As I was rounding the store, in a basket on the floor was a beautiful Rainbow Shawl kit by Fiddlesticks Knitting in the collective colorway called Earthy: Basil, Curry, Sable, Copper, Suede and Bottle Green. Don't those colors just sound wonderful? The yarn is JaggerSpun, Zephyr Wool-Silk: 50% Merino Wool and 50% Silk. Very soft. The shawl pattern is done in an easy to work Feather and Fan lace pattern and is recommended for beginner lace knitters or TV watching for the more experienced! Sold! I have done the pattern before and have done lace as well. This was the yarn and pattern that was calling my name.

I left the shop feeling very good. This year has been a very slow knitting year for me. I couldn't seem to get moving on projects. Even when I spent all that time sitting in the hospital and rehab - I didn't knit much - maybe 4 rows on a sock in 6 weeks. I guess worry and fatigue had a killing effect on my hobbies. But the desire to knit and complete stuff is growing again. I need to get my stash/collection organized and get moving on some real projects. I am eager to pick up my handweaving looms again as well. And there is a spinning wheel that is just screaming at me all the time.
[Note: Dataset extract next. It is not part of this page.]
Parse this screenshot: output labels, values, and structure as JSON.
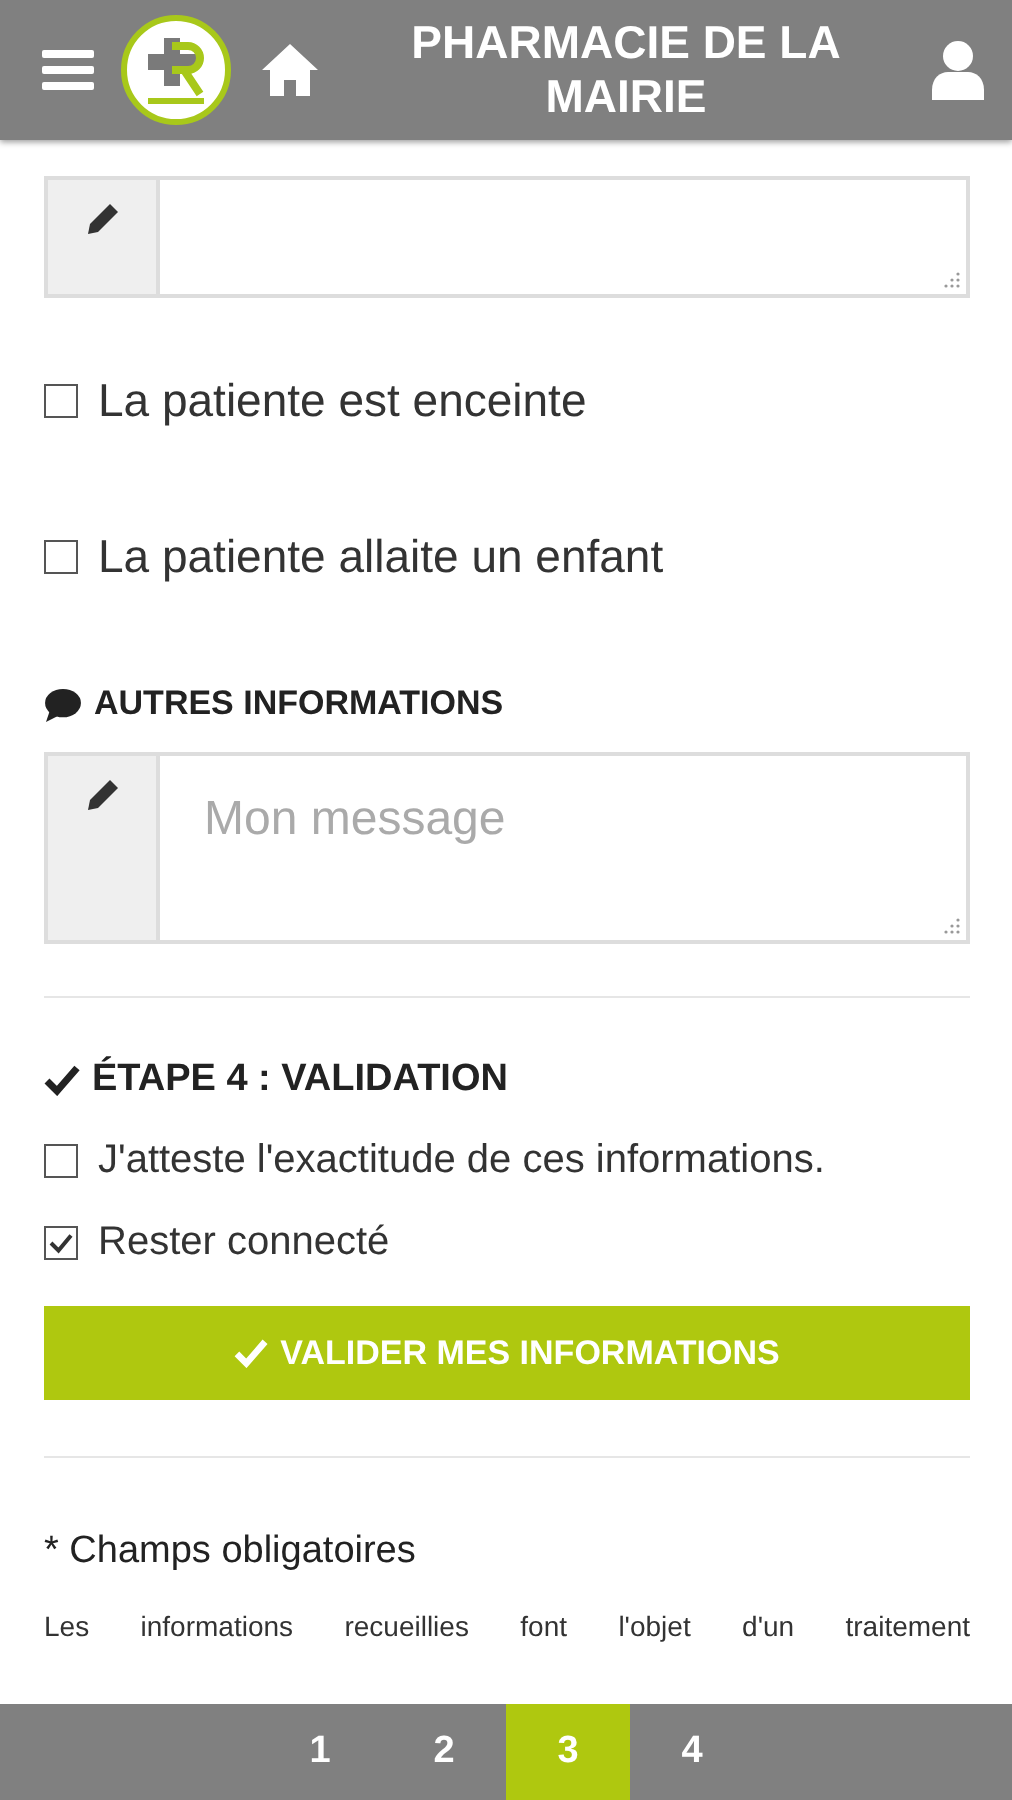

The spinning wheel, called Agatha, will get her turn when my spinning cousin comes for a visit later in the month. I really need more hands on instruction.

My other Namasta bag? As you can see, it is a lovely Celery Green color. I gave it to my daughter. Milo has a lot of "needs", and she hauls his stuff to my house every weekend. Her current tote was fine but showing wear. This Namasta tote was perfect for her. And I am so glad to see it getting used - it is a beautiful tote and it was a shame for it to sit idle in my den.

The coming year feels better with each day! I am encouraged.

They say an apple a day keeps the doctor away.
I wonder how many apples I can force my mom to eat in a day :-) .

Side Note:
That day when all the world looked good to me, my visit to the yarn shop was successful, and I had my grand dogs babies in the back of my car coming for a visit ... that day ... as I was pulling into my parking lot - my daughter came out the door with a worried look on her face. You know you are in trouble when your adult child (substitute caregiver for my mom) meets you outside with a serious look.

While I was gone, mom had thrown up twice. Coming in I could tell mom was not feeling well and the un-said message we were all trying to avoid (the "elephant in the room" as the saying goes) was - are we heading into another hospitalization. Well I am glad to report all turned out well (for a change). Mom's post nasal drip had become excessive that afternoon - and what she appeared to be vomiting was lots and lots of mucous (I mean serious amounts - without getting to graphic.) Her vital signs were normal and she had just finished a long course of antibiotics. So I decided she was well - willed her to be well - demanded of the fates that she be well (hoping desperately I was right). I told her she wasn't sick, and in an hour or so I would feed her. If she kept it down, she was fine. If not, maybe she wasn't fine. But we wouldn't jump to any conclusions (even though we all were jumping to conclusions).

Thankfully I was right. She was fine. We all slept in our own beds that night! The black karma that had been following us since the end of November was pushed aside by pure force of will on my part, and we are moving forward.

Period. The End.

As of January 2, 2011 - all are healthy.